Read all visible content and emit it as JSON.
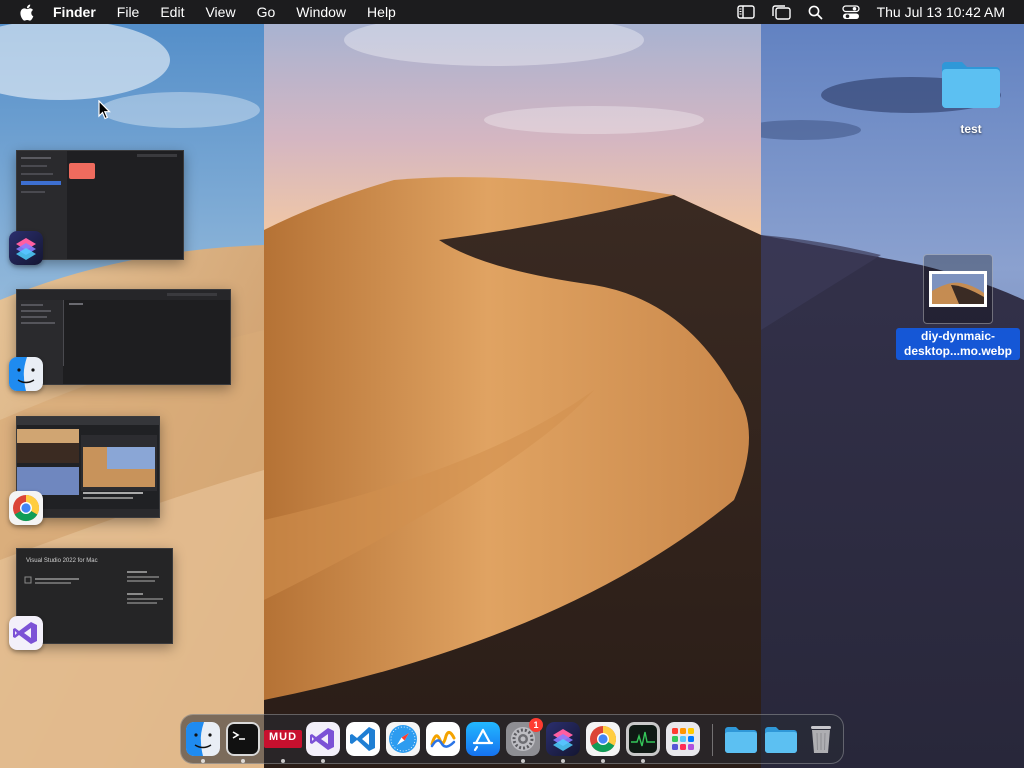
{
  "menubar": {
    "app_name": "Finder",
    "menus": [
      "File",
      "Edit",
      "View",
      "Go",
      "Window",
      "Help"
    ],
    "clock": "Thu Jul 13  10:42 AM",
    "status_icons": [
      "sidebar-icon",
      "stage-manager-icon",
      "search-icon",
      "control-center-icon"
    ]
  },
  "desktop": {
    "folder_label": "test",
    "file_label_line1": "diy-dynmaic-",
    "file_label_line2": "desktop...mo.webp"
  },
  "stage_manager": {
    "groups": [
      {
        "app": "Shortcuts",
        "icon": "shortcuts-icon",
        "thumb_note": ""
      },
      {
        "app": "Finder",
        "icon": "finder-icon",
        "thumb_note": ""
      },
      {
        "app": "Google Chrome",
        "icon": "chrome-icon",
        "thumb_note": ""
      },
      {
        "app": "Visual Studio",
        "icon": "visual-studio-icon",
        "thumb_note": "Visual Studio 2022 for Mac"
      }
    ]
  },
  "dock": {
    "apps": [
      {
        "name": "Finder",
        "icon": "finder-icon",
        "running": true
      },
      {
        "name": "Terminal",
        "icon": "terminal-icon",
        "running": true
      },
      {
        "name": "MUD",
        "icon": "mud-icon",
        "running": true
      },
      {
        "name": "Visual Studio",
        "icon": "visual-studio-icon",
        "running": true
      },
      {
        "name": "Visual Studio Code",
        "icon": "vscode-icon",
        "running": false
      },
      {
        "name": "Safari",
        "icon": "safari-icon",
        "running": false
      },
      {
        "name": "Freeform",
        "icon": "freeform-icon",
        "running": false
      },
      {
        "name": "App Store",
        "icon": "app-store-icon",
        "running": false
      },
      {
        "name": "System Settings",
        "icon": "system-settings-icon",
        "running": true,
        "badge": "1"
      },
      {
        "name": "Shortcuts",
        "icon": "shortcuts-icon",
        "running": true
      },
      {
        "name": "Google Chrome",
        "icon": "chrome-icon",
        "running": true
      },
      {
        "name": "Activity Monitor",
        "icon": "activity-monitor-icon",
        "running": true
      },
      {
        "name": "Launchpad",
        "icon": "launchpad-icon",
        "running": false
      }
    ],
    "stacks": [
      {
        "name": "Applications",
        "icon": "folder-icon"
      },
      {
        "name": "Downloads",
        "icon": "folder-icon"
      },
      {
        "name": "Trash",
        "icon": "trash-icon"
      }
    ],
    "mud_label": "MUD"
  },
  "colors": {
    "menubar": "#1c1c1e",
    "selection": "#1557d6",
    "folder": "#4ab3ea",
    "badge": "#ff3b30"
  }
}
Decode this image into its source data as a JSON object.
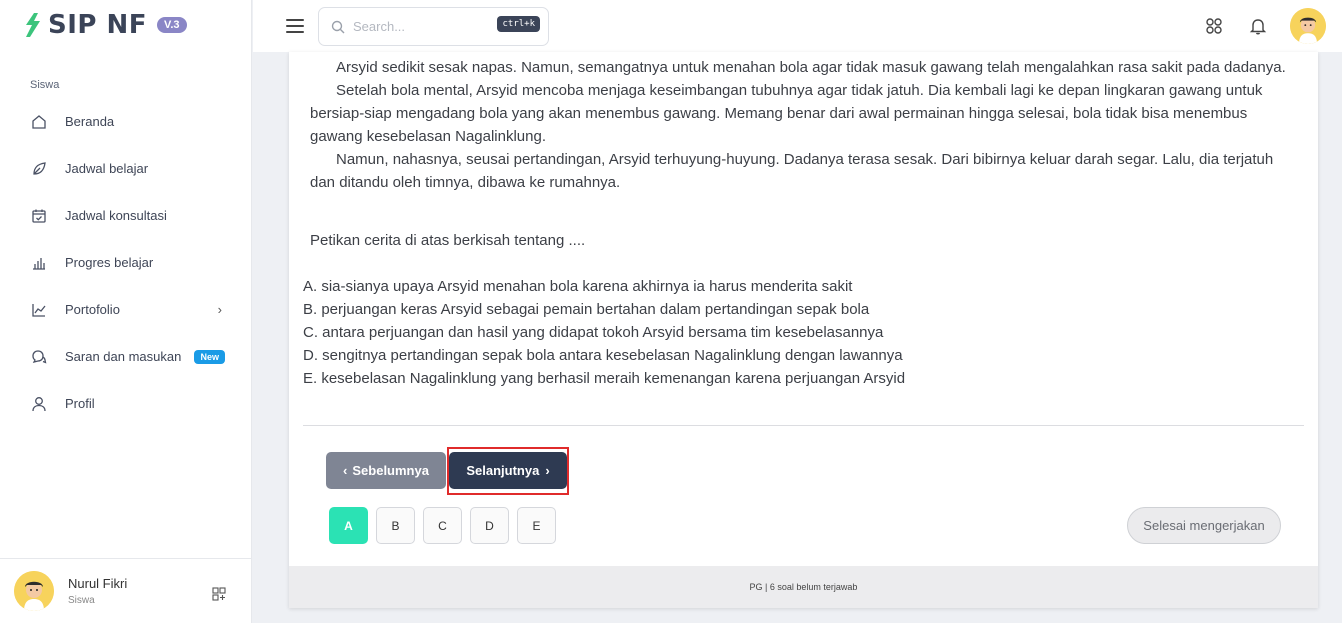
{
  "app": {
    "logo_text": "SIP NF",
    "version_badge": "V.3"
  },
  "sidebar": {
    "section_label": "Siswa",
    "items": [
      {
        "label": "Beranda",
        "icon": "home-icon"
      },
      {
        "label": "Jadwal belajar",
        "icon": "leaf-icon"
      },
      {
        "label": "Jadwal konsultasi",
        "icon": "calendar-check-icon"
      },
      {
        "label": "Progres belajar",
        "icon": "bar-chart-icon"
      },
      {
        "label": "Portofolio",
        "icon": "line-chart-icon",
        "chevron": "›"
      },
      {
        "label": "Saran dan masukan",
        "icon": "chat-icon",
        "badge": "New"
      },
      {
        "label": "Profil",
        "icon": "user-icon"
      }
    ],
    "user": {
      "name": "Nurul Fikri",
      "role": "Siswa"
    }
  },
  "header": {
    "search_placeholder": "Search...",
    "search_shortcut": "ctrl+k"
  },
  "passage": {
    "paragraphs": [
      "Arsyid sedikit sesak napas. Namun, semangatnya untuk menahan bola agar tidak masuk gawang telah mengalahkan rasa sakit pada dadanya.",
      "Setelah bola mental, Arsyid mencoba menjaga keseimbangan tubuhnya agar tidak jatuh. Dia kembali lagi ke depan lingkaran gawang untuk bersiap-siap mengadang bola yang akan menembus gawang. Memang benar dari awal permainan hingga selesai, bola tidak bisa menembus gawang kesebelasan Nagalinklung.",
      "Namun, nahasnya, seusai pertandingan, Arsyid terhuyung-huyung. Dadanya terasa sesak. Dari bibirnya keluar darah segar. Lalu, dia terjatuh dan ditandu oleh timnya, dibawa ke rumahnya."
    ]
  },
  "question": "Petikan cerita di atas berkisah tentang ....",
  "options": [
    "A. sia-sianya upaya Arsyid menahan bola karena akhirnya ia harus menderita sakit",
    "B. perjuangan keras Arsyid sebagai pemain bertahan dalam pertandingan sepak bola",
    "C. antara perjuangan dan hasil yang didapat tokoh Arsyid bersama tim kesebelasannya",
    "D. sengitnya pertandingan sepak bola antara kesebelasan Nagalinklung dengan lawannya",
    "E. kesebelasan Nagalinklung yang berhasil meraih kemenangan karena perjuangan Arsyid"
  ],
  "navigation": {
    "prev_label": "Sebelumnya",
    "next_label": "Selanjutnya"
  },
  "answer_buttons": [
    "A",
    "B",
    "C",
    "D",
    "E"
  ],
  "selected_answer": "A",
  "finish_label": "Selesai mengerjakan",
  "footer_status": "PG | 6 soal belum terjawab",
  "colors": {
    "active_answer": "#2be2b4",
    "next_button": "#2e3a52",
    "prev_button": "#7f8594",
    "highlight": "#e02b2b",
    "badge": "#1a9be6"
  }
}
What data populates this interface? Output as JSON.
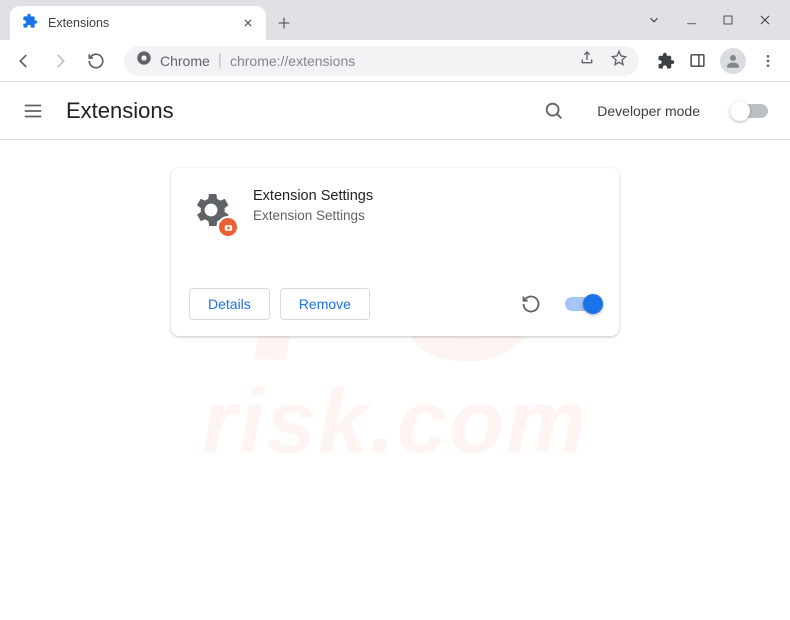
{
  "titlebar": {
    "tab_title": "Extensions"
  },
  "omnibox": {
    "scheme_label": "Chrome",
    "url_path": "chrome://extensions"
  },
  "page": {
    "title": "Extensions",
    "dev_mode_label": "Developer mode",
    "dev_mode_on": false
  },
  "extension": {
    "name": "Extension Settings",
    "description": "Extension Settings",
    "details_label": "Details",
    "remove_label": "Remove",
    "enabled": true
  }
}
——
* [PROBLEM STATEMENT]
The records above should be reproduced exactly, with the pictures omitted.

* [TASK SOLUTION]
Read all visible content and emit it as JSON.
{
  "menubar": {
    "app_name": "Finder",
    "menus": [
      "File",
      "Edit",
      "View",
      "Go",
      "Window",
      "Help"
    ],
    "clock": "Thu Jul 13  10:42 AM",
    "status_icons": [
      "sidebar-icon",
      "stage-manager-icon",
      "search-icon",
      "control-center-icon"
    ]
  },
  "desktop": {
    "folder_label": "test",
    "file_label_line1": "diy-dynmaic-",
    "file_label_line2": "desktop...mo.webp"
  },
  "stage_manager": {
    "groups": [
      {
        "app": "Shortcuts",
        "icon": "shortcuts-icon",
        "thumb_note": ""
      },
      {
        "app": "Finder",
        "icon": "finder-icon",
        "thumb_note": ""
      },
      {
        "app": "Google Chrome",
        "icon": "chrome-icon",
        "thumb_note": ""
      },
      {
        "app": "Visual Studio",
        "icon": "visual-studio-icon",
        "thumb_note": "Visual Studio 2022 for Mac"
      }
    ]
  },
  "dock": {
    "apps": [
      {
        "name": "Finder",
        "icon": "finder-icon",
        "running": true
      },
      {
        "name": "Terminal",
        "icon": "terminal-icon",
        "running": true
      },
      {
        "name": "MUD",
        "icon": "mud-icon",
        "running": true
      },
      {
        "name": "Visual Studio",
        "icon": "visual-studio-icon",
        "running": true
      },
      {
        "name": "Visual Studio Code",
        "icon": "vscode-icon",
        "running": false
      },
      {
        "name": "Safari",
        "icon": "safari-icon",
        "running": false
      },
      {
        "name": "Freeform",
        "icon": "freeform-icon",
        "running": false
      },
      {
        "name": "App Store",
        "icon": "app-store-icon",
        "running": false
      },
      {
        "name": "System Settings",
        "icon": "system-settings-icon",
        "running": true,
        "badge": "1"
      },
      {
        "name": "Shortcuts",
        "icon": "shortcuts-icon",
        "running": true
      },
      {
        "name": "Google Chrome",
        "icon": "chrome-icon",
        "running": true
      },
      {
        "name": "Activity Monitor",
        "icon": "activity-monitor-icon",
        "running": true
      },
      {
        "name": "Launchpad",
        "icon": "launchpad-icon",
        "running": false
      }
    ],
    "stacks": [
      {
        "name": "Applications",
        "icon": "folder-icon"
      },
      {
        "name": "Downloads",
        "icon": "folder-icon"
      },
      {
        "name": "Trash",
        "icon": "trash-icon"
      }
    ],
    "mud_label": "MUD"
  },
  "colors": {
    "menubar": "#1c1c1e",
    "selection": "#1557d6",
    "folder": "#4ab3ea",
    "badge": "#ff3b30"
  }
}
Decode this image into its source data as a JSON object.
{
  "app": {
    "logo_text": "SIP NF",
    "version_badge": "V.3"
  },
  "sidebar": {
    "section_label": "Siswa",
    "items": [
      {
        "label": "Beranda",
        "icon": "home-icon"
      },
      {
        "label": "Jadwal belajar",
        "icon": "leaf-icon"
      },
      {
        "label": "Jadwal konsultasi",
        "icon": "calendar-check-icon"
      },
      {
        "label": "Progres belajar",
        "icon": "bar-chart-icon"
      },
      {
        "label": "Portofolio",
        "icon": "line-chart-icon",
        "chevron": "›"
      },
      {
        "label": "Saran dan masukan",
        "icon": "chat-icon",
        "badge": "New"
      },
      {
        "label": "Profil",
        "icon": "user-icon"
      }
    ],
    "user": {
      "name": "Nurul Fikri",
      "role": "Siswa"
    }
  },
  "header": {
    "search_placeholder": "Search...",
    "search_shortcut": "ctrl+k"
  },
  "passage": {
    "paragraphs": [
      "Arsyid sedikit sesak napas. Namun, semangatnya untuk menahan bola agar tidak masuk gawang telah mengalahkan rasa sakit pada dadanya.",
      "Setelah bola mental, Arsyid mencoba menjaga keseimbangan tubuhnya agar tidak jatuh. Dia kembali lagi ke depan lingkaran gawang untuk bersiap-siap mengadang bola yang akan menembus gawang. Memang benar dari awal permainan hingga selesai, bola tidak bisa menembus gawang kesebelasan Nagalinklung.",
      "Namun, nahasnya, seusai pertandingan, Arsyid terhuyung-huyung. Dadanya terasa sesak. Dari bibirnya keluar darah segar. Lalu, dia terjatuh dan ditandu oleh timnya, dibawa ke rumahnya."
    ]
  },
  "question": "Petikan cerita di atas berkisah tentang ....",
  "options": [
    "A. sia-sianya upaya Arsyid menahan bola karena akhirnya ia harus menderita sakit",
    "B. perjuangan keras Arsyid sebagai pemain bertahan dalam pertandingan sepak bola",
    "C. antara perjuangan dan hasil yang didapat tokoh Arsyid bersama tim kesebelasannya",
    "D. sengitnya pertandingan sepak bola antara kesebelasan Nagalinklung dengan lawannya",
    "E. kesebelasan Nagalinklung yang berhasil meraih kemenangan karena perjuangan Arsyid"
  ],
  "navigation": {
    "prev_label": "Sebelumnya",
    "next_label": "Selanjutnya"
  },
  "answer_buttons": [
    "A",
    "B",
    "C",
    "D",
    "E"
  ],
  "selected_answer": "A",
  "finish_label": "Selesai mengerjakan",
  "footer_status": "PG | 6 soal belum terjawab",
  "colors": {
    "active_answer": "#2be2b4",
    "next_button": "#2e3a52",
    "prev_button": "#7f8594",
    "highlight": "#e02b2b",
    "badge": "#1a9be6"
  }
}
What data populates this interface? Output as JSON.
{
  "titlebar": {
    "tab_title": "Extensions"
  },
  "omnibox": {
    "scheme_label": "Chrome",
    "url_path": "chrome://extensions"
  },
  "page": {
    "title": "Extensions",
    "dev_mode_label": "Developer mode",
    "dev_mode_on": false
  },
  "extension": {
    "name": "Extension Settings",
    "description": "Extension Settings",
    "details_label": "Details",
    "remove_label": "Remove",
    "enabled": true
  }
}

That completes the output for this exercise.